Work item: Show every line from the data below that includes "desc".

Listed entries:
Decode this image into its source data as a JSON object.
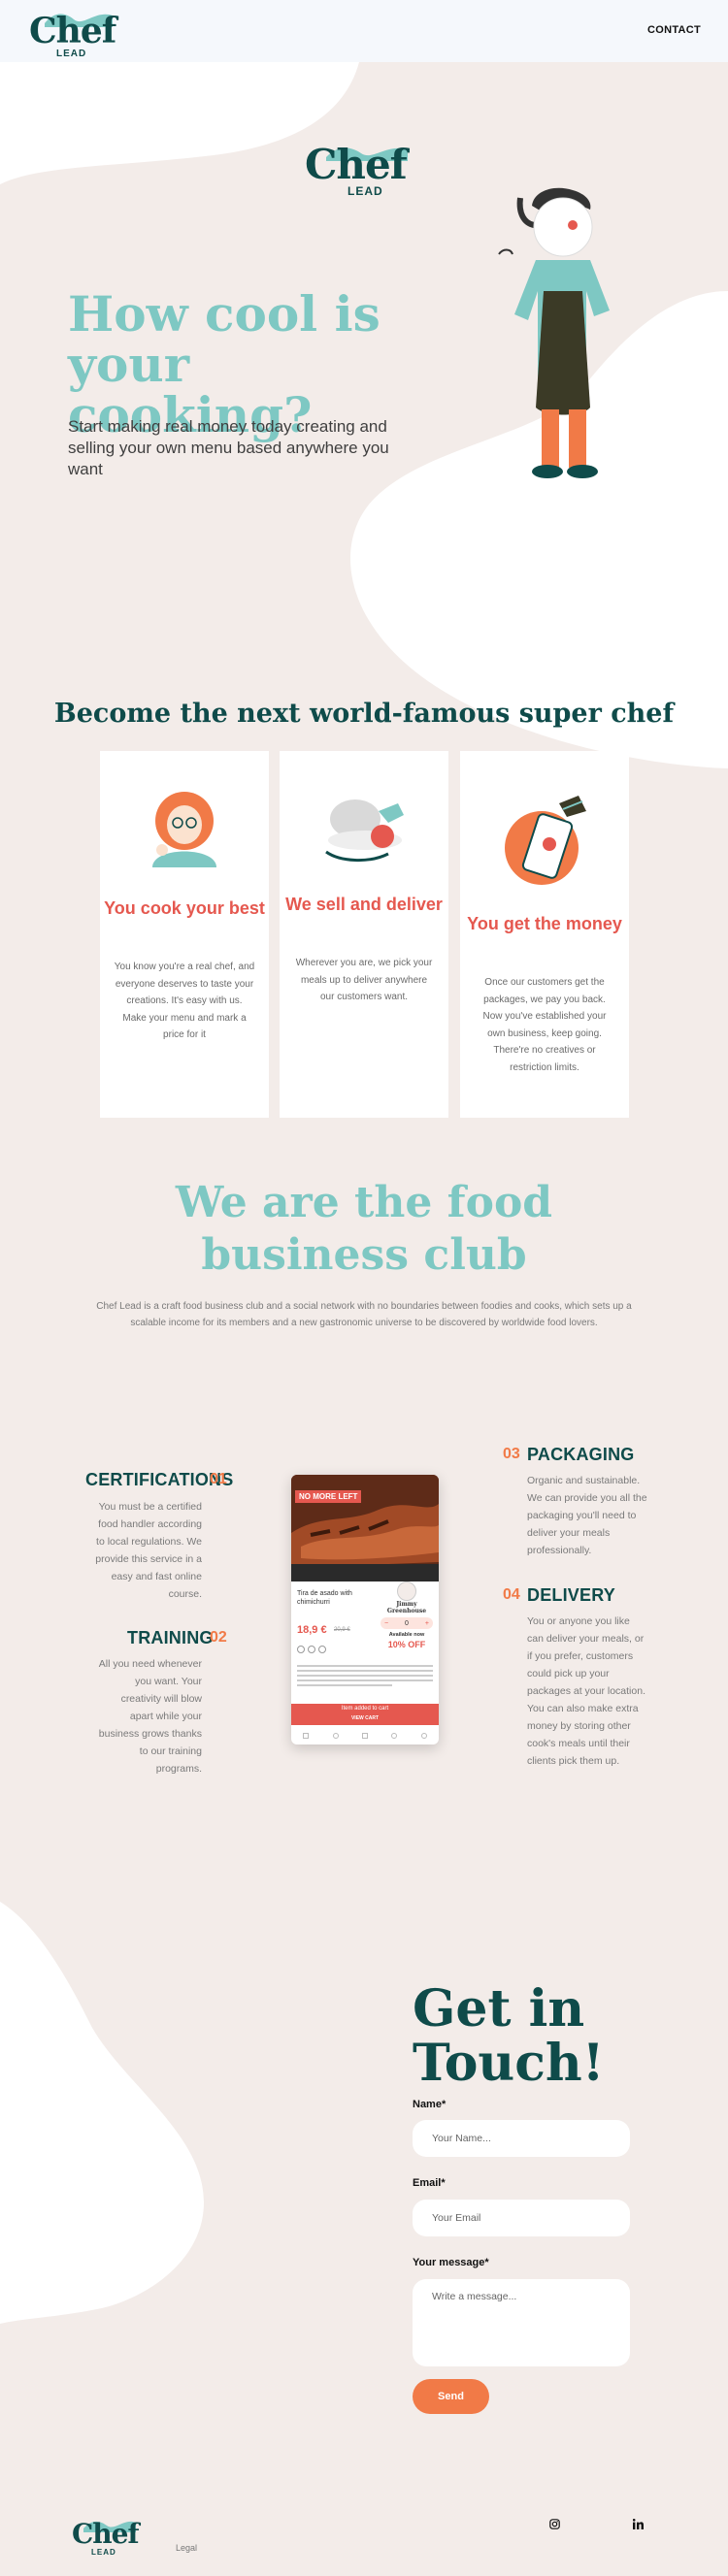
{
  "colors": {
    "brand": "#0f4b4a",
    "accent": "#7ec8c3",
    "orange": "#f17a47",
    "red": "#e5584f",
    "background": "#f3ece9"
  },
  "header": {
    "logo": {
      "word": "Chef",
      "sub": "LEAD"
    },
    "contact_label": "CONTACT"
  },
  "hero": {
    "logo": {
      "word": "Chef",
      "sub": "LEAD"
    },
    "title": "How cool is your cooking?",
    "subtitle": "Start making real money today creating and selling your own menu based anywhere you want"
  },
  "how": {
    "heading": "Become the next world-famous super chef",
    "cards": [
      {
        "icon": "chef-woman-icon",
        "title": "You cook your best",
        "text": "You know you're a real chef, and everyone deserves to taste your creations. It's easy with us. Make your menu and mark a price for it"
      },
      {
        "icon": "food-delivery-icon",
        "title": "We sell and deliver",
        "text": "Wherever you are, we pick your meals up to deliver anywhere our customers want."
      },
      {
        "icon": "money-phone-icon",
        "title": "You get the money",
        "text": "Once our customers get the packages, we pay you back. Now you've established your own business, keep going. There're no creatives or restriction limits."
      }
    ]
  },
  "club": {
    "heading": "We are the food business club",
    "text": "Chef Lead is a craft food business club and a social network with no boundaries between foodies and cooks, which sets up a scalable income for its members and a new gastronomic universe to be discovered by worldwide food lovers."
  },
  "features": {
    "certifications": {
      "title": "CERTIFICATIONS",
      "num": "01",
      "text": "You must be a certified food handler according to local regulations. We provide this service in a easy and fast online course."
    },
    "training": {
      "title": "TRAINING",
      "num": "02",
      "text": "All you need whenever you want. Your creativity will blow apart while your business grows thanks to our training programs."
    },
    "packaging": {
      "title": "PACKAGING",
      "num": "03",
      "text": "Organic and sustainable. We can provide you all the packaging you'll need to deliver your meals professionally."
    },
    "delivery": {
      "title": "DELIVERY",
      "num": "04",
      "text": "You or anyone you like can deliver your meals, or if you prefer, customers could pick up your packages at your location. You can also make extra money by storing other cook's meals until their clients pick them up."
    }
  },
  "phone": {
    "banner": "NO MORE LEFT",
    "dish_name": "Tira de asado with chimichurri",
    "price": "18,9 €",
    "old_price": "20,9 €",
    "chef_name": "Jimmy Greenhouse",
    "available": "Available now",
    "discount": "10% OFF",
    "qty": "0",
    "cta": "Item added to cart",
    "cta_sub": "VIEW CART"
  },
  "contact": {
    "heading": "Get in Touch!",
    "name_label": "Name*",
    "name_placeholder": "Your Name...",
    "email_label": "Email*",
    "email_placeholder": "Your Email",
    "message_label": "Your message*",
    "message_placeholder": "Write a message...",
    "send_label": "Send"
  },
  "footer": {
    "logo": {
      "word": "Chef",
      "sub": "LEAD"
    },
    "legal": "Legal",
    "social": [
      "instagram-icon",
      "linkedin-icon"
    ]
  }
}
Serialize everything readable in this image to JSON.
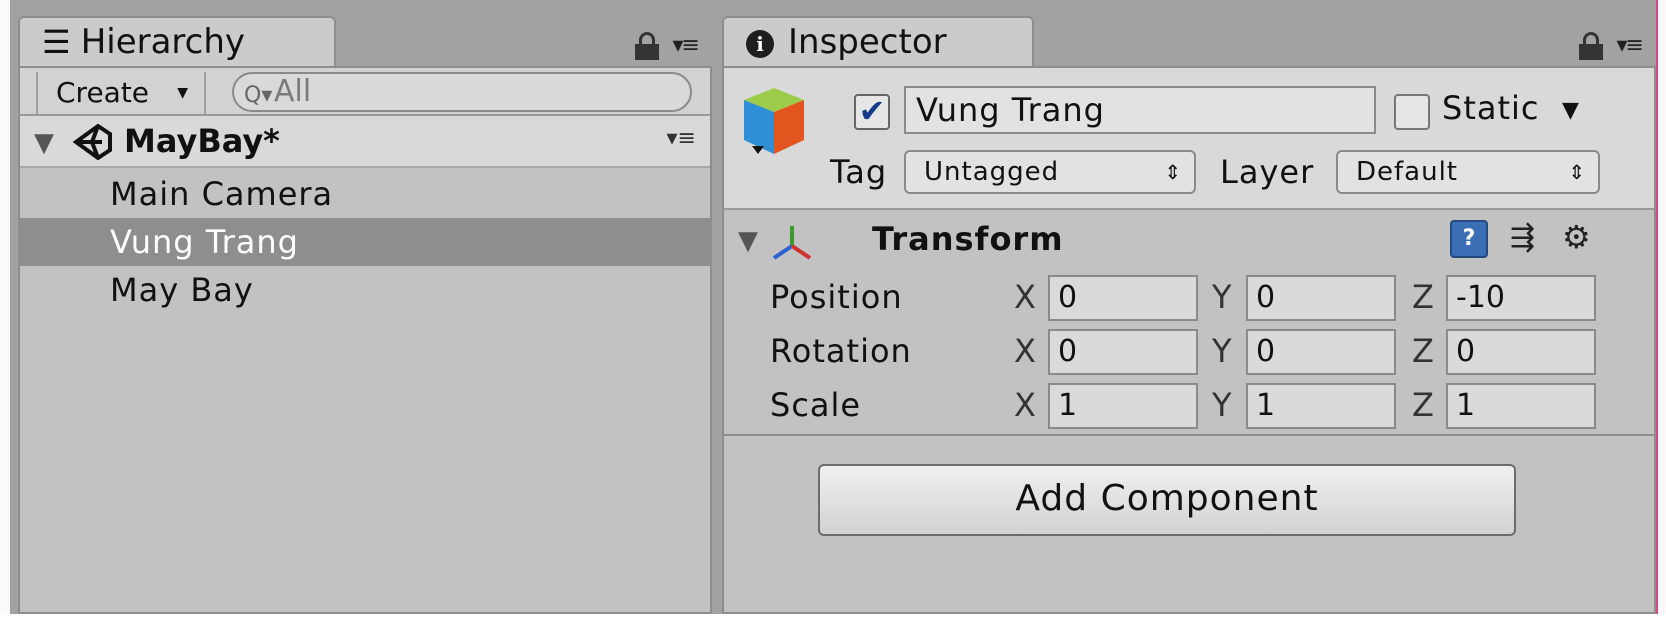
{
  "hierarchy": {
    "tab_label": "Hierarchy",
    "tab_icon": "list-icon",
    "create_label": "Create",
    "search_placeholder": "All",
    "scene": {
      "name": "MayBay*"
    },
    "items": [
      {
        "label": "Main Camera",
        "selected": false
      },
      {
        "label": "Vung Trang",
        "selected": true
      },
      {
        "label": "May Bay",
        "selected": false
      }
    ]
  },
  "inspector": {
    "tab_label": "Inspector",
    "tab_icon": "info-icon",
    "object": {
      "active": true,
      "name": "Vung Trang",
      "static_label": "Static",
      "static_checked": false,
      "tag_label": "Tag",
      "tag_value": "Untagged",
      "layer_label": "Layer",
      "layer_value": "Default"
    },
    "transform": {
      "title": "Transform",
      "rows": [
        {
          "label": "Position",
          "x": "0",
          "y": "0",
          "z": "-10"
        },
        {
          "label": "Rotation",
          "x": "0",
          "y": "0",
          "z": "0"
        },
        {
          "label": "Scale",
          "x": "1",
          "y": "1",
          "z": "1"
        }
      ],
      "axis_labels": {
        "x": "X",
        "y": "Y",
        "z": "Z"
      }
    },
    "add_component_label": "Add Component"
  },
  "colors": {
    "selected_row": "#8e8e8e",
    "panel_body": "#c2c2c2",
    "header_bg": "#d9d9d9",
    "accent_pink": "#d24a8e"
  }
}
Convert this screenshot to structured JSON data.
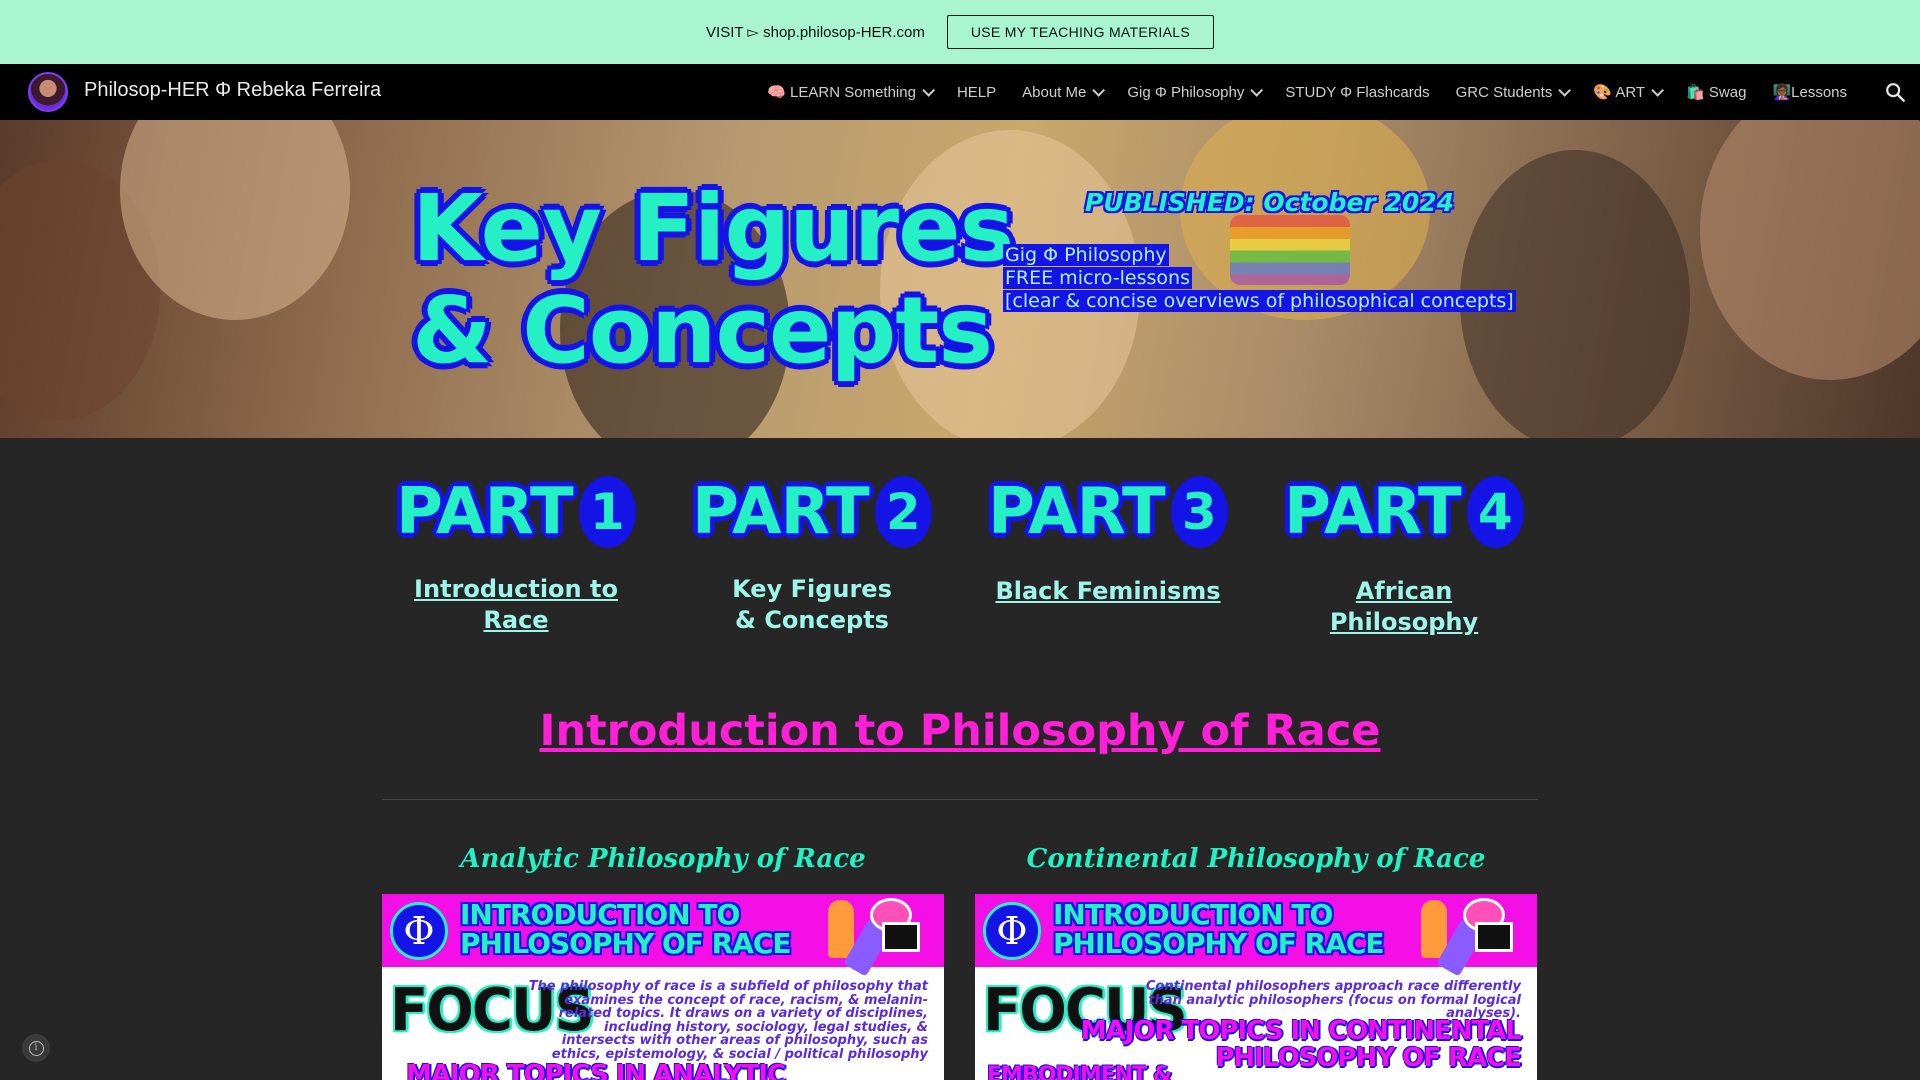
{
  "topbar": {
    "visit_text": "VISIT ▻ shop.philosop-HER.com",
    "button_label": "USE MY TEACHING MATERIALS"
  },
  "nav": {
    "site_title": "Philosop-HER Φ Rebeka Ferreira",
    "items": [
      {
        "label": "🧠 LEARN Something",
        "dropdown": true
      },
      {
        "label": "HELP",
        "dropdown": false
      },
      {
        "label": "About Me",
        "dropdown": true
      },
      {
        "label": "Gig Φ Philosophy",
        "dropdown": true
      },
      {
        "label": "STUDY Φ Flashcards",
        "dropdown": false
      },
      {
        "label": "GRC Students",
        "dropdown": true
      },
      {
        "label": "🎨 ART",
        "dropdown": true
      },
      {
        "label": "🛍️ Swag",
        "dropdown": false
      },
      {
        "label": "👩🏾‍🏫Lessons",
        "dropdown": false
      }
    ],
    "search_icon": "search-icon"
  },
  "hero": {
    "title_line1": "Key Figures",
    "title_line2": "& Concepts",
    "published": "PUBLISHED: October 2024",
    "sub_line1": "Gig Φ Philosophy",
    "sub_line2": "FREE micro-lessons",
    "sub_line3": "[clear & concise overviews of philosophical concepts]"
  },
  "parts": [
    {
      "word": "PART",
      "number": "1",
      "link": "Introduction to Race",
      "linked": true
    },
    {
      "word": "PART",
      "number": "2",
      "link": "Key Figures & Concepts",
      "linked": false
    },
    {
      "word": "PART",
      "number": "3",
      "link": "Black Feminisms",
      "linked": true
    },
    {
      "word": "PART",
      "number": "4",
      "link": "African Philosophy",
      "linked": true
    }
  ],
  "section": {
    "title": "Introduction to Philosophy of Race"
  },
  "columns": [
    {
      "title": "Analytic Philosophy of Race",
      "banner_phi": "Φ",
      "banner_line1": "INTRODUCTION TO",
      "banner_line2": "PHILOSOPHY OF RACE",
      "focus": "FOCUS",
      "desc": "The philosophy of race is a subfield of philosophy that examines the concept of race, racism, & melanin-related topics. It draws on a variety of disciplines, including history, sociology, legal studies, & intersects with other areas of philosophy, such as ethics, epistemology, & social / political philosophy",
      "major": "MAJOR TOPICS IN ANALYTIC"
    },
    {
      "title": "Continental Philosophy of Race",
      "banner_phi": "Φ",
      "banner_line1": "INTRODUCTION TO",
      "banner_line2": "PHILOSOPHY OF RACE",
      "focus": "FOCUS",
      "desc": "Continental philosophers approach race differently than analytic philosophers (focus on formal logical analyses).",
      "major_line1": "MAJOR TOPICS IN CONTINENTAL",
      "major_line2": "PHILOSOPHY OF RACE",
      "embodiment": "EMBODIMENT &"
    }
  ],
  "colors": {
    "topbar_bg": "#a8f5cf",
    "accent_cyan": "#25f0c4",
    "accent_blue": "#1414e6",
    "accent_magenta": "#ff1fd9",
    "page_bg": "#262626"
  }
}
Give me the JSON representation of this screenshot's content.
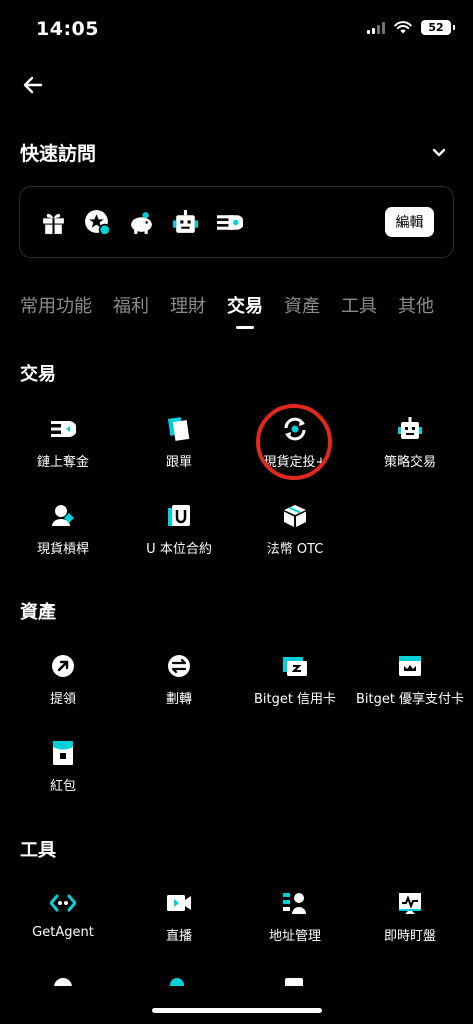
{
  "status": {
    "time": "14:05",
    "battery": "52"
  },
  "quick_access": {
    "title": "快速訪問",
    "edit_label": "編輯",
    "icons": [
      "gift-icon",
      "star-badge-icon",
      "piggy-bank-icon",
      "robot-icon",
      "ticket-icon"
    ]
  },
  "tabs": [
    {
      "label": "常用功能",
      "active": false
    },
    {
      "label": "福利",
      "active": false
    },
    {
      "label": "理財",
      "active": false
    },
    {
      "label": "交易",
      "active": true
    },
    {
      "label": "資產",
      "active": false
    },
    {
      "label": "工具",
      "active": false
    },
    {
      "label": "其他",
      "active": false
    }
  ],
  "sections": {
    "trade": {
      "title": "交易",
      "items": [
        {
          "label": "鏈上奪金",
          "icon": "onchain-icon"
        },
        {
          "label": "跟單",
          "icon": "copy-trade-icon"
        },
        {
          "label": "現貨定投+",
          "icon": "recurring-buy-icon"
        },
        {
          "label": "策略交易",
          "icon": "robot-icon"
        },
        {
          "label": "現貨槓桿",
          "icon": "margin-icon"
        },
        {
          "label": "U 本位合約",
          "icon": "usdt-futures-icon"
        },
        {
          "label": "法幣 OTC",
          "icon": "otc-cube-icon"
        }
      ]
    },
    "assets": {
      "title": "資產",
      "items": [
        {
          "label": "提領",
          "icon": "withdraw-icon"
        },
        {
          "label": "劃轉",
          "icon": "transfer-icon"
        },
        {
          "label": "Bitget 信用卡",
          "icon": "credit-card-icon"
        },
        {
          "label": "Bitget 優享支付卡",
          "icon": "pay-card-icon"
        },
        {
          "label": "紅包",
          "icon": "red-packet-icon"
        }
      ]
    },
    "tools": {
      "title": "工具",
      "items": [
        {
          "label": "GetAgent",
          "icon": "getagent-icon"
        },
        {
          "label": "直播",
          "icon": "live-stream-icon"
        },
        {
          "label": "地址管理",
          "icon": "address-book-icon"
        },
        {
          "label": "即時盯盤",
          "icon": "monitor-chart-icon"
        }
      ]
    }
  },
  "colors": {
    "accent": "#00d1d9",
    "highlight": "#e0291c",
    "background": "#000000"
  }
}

Response to this exercise:
      "desc": "The philosophy of race is a subfield of philosophy that examines the concept of race, racism, & melanin-related topics. It draws on a variety of disciplines, including history, sociology, legal studies, & intersects with other areas of philosophy, such as ethics, epistemology, & social / political philosophy",
      "desc": "Continental philosophers approach race differently than analytic philosophers (focus on formal logical analyses).",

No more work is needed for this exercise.